Hourly earnings growth hasn’t followed the rise in job vacancies.
The Canadian labour market hasn’t returned to full health, but several indicators of employer demand are firing on all cylinders. The job vacancy rate surged during the second quarter, and the share of independent businesses reporting labour shortage constraints hit new highs in August, according to the Canadian Federation of Businesses. However, missing so far from what appears to be a tighter hiring environment is a pickup in wage growth.

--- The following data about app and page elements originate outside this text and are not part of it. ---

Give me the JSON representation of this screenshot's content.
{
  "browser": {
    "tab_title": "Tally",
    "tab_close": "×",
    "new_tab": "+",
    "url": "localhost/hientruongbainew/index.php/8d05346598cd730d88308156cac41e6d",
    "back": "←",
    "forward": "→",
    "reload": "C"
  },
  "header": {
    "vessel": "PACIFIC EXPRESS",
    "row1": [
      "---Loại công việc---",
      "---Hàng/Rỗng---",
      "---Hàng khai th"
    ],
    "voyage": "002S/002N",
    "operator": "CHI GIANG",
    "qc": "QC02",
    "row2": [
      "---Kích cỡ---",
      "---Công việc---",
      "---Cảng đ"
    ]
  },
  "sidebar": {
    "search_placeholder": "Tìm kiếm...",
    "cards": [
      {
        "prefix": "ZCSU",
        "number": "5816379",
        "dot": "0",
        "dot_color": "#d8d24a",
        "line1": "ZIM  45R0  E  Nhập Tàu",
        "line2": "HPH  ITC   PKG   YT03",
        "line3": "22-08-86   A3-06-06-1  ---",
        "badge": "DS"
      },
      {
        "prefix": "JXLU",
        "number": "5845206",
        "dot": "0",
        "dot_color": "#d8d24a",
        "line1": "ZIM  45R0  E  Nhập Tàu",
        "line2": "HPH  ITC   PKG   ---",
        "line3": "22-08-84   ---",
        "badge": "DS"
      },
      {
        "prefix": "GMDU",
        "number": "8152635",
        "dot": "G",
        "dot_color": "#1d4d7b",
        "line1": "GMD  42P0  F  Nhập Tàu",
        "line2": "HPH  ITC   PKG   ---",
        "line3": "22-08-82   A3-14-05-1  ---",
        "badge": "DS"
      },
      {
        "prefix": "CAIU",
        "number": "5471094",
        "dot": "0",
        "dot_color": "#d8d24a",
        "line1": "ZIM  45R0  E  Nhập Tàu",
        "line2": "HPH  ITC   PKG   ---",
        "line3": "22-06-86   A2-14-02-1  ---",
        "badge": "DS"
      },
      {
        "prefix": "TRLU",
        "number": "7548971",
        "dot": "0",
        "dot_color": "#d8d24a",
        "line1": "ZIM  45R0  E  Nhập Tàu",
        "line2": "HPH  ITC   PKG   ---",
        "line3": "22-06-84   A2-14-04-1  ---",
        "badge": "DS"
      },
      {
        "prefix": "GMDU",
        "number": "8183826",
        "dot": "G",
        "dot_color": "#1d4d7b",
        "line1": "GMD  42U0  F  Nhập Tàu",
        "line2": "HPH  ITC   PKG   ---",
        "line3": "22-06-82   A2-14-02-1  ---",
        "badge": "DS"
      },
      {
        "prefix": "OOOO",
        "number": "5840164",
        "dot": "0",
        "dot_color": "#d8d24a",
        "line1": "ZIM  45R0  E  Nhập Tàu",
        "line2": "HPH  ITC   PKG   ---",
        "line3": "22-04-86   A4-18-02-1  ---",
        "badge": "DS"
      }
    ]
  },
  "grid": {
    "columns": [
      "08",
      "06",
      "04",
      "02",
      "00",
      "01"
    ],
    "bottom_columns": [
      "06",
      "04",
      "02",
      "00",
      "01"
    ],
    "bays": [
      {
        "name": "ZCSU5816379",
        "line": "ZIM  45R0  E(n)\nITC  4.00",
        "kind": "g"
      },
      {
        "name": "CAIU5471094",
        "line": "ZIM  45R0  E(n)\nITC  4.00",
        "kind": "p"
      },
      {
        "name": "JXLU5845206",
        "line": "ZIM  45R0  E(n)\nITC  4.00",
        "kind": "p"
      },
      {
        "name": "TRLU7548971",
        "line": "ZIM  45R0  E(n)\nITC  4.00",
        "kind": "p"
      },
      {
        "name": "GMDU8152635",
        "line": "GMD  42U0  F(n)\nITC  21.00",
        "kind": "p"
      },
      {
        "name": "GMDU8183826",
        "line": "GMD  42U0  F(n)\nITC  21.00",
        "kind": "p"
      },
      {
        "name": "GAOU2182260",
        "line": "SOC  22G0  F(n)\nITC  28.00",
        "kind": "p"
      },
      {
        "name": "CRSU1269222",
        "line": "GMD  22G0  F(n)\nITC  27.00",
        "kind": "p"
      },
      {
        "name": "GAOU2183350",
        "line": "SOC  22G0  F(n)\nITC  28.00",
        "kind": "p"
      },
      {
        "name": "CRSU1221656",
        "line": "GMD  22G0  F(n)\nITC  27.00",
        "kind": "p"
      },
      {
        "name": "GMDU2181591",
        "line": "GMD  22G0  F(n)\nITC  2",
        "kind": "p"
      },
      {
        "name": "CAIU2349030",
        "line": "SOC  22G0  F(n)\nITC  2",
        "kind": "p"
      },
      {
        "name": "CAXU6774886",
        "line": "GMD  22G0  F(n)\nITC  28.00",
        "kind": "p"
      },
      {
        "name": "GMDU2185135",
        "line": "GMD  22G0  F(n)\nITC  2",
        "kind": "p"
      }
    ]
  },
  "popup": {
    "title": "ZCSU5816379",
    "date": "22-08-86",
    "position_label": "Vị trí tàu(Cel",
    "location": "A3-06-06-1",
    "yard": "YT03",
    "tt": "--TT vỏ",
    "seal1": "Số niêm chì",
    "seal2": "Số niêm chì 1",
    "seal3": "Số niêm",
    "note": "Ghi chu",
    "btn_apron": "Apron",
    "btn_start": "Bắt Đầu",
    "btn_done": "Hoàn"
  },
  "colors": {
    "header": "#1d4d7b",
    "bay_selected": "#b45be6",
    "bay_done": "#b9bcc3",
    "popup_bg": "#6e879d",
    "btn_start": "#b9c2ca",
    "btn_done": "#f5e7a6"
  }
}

Statistics Canada’s two main employment surveys, the Labour Force Survey (LFS), as well as the Survey of Employment, Payrolls, and Hours (SEPH), both provide hourly wage metrics that also aim to control for the influences that shifts in job mix have on average wages levels. Neither has grown particularly fast as of late. The fixed-weight hourly wage index in SEPH was up 2.4% from a year earlier in July, while in the LFS it was up just 1.8% in August. Both growth rates were slower than where they were to start the year, with the LFS metric looking particularly sluggish compared to its pre-pandemic pace.
Several factors can potentially help explain why wage growth hasn’t accelerated amid other signs of strong labour demand:
- Both LFS and SEPH wage metrics grew at a fairly strong pace in 2020, despite the economic upheaval of the pandemic, possibly weighing on growth this year.
- Ongoing uncertainty surrounding the pandemic, as well as government support policies including expanded jobless benefits, and business supports, might incent some employers to hold off on raising wages until there’s more clarity moving forward.
- Even with strong hiring appetite, the still elevated unemployment rate, along with, until recently, limited levels of job switching, have reduced the pressure on employers to raise pay.
So far, wage growth has been muted in 2021, while the labour market situation has improved, and job postings have surged. The question going forward is whether either of these key trends change their trajectory, as the immense economic shock from the onset of the pandemic last spring recedes.
Brendon Bernard is a Senior Economist at the Indeed Hiring Lab, focusing on the Canadian labour market. His research interests include analyzing how detailed trends in the job market fit in with broader developments in the Canadian economy. Brendon was previously an economist with Department of Finance Canada, where he focused on analyzing Canadian financial sector policy and the U.S. economy. He holds a Master’s in Economics from the Vancouver School of Economics at University of British Columbia, as well as a Bachelor of Arts (Honours) from Queen’s University.